I don't want to derail from the Old Believer discussion, but the post I've quoted is is a good post for RCC people to consider, so please forgive me.

Many who advocated the ultramontane position that culminated in Vatican I (although that position was tempered by the limited ex cathedra definition of that synod) did so because they thought the pope would never be "liberal."  So, they wanted to ensure the conservative tendency in the face of growing liberalism.

Now, though, you have a situation where the concept of the papacy means that whatever doctrinal orthodoxy exists in the RCC is wholly dependent on one man.
"You must have an opinion on everything and loudly confront everyone with it." - Cyrillic

Offline searn77

  • Sr. Member
  • ****
  • Posts: 241
  • St. Philaret (Voznesensky) of New York
Re: Russian Old Believers.
« Reply #8 on: January 31, 2014, 07:05:24 PM »
http://www.orthodoxchristianbooks.com/articles/339/-schism-old-ritualists/

Here's an article written by Vladimir Moss on the Old Believers. While I'm not a big fan of some of Moss's writings, this article seemed to be for the most part in accordance with other things I have read on the subject, although I admit I'm no expert on the subject.

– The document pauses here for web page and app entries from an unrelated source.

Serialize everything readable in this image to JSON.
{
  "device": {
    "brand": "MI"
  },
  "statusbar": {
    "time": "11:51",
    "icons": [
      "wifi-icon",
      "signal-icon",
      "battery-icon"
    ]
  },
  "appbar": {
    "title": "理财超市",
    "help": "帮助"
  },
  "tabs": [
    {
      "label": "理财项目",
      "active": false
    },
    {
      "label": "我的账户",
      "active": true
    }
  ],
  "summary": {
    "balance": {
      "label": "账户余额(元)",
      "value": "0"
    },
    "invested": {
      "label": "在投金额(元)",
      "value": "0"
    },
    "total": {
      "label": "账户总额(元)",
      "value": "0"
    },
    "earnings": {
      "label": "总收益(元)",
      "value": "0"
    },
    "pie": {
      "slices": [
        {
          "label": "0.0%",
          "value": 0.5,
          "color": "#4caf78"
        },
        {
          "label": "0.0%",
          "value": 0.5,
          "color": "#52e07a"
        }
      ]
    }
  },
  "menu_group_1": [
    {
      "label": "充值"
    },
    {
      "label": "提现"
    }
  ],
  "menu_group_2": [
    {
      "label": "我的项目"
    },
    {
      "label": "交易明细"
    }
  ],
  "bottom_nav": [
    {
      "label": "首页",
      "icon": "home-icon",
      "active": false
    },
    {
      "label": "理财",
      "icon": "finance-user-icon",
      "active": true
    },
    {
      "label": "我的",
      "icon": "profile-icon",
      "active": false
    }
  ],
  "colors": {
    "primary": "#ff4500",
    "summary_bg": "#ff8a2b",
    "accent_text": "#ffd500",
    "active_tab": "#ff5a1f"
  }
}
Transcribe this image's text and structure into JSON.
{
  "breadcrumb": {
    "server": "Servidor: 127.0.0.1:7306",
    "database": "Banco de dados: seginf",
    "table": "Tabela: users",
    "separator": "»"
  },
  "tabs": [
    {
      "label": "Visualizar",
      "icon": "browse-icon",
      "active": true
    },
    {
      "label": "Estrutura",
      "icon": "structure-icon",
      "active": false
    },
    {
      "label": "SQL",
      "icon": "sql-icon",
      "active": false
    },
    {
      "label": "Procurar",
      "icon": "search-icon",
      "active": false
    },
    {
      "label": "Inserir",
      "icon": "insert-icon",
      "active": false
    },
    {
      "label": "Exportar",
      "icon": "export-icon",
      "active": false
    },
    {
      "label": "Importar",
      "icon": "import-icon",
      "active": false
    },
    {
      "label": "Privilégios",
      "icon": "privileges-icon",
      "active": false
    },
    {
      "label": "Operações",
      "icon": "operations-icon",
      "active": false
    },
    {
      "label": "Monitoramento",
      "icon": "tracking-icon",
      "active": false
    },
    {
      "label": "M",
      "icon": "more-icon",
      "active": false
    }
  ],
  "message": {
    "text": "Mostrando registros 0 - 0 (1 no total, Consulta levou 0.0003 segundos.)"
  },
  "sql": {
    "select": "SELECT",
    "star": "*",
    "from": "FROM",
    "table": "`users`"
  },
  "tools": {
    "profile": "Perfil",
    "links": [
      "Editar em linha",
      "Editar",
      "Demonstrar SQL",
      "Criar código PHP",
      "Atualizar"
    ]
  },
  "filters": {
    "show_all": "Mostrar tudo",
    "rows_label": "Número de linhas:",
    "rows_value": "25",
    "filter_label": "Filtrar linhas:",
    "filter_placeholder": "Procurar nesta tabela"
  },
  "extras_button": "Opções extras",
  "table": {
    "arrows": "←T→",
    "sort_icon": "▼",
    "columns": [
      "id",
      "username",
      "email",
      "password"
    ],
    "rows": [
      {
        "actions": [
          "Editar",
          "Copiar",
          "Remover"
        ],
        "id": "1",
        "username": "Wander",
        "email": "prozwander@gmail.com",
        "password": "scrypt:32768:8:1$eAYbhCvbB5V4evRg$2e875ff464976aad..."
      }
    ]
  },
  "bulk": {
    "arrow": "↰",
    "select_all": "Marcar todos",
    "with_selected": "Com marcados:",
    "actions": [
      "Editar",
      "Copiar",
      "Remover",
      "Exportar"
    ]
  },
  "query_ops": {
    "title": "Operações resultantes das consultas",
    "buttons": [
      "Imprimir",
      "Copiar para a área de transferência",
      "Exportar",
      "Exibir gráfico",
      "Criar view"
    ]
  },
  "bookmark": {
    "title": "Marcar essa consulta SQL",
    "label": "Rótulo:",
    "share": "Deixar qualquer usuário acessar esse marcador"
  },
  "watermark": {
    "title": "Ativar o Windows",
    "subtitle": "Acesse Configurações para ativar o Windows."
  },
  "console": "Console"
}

Let us the faithful now come together to praise our father, protector and teacher the pillar of the Orthodox faith and firm defender of piety even the wondrous hierarch Philaret and let us glorify our Saviour Who has granted us his incorrupt relics as a manifest sign of his sanctity.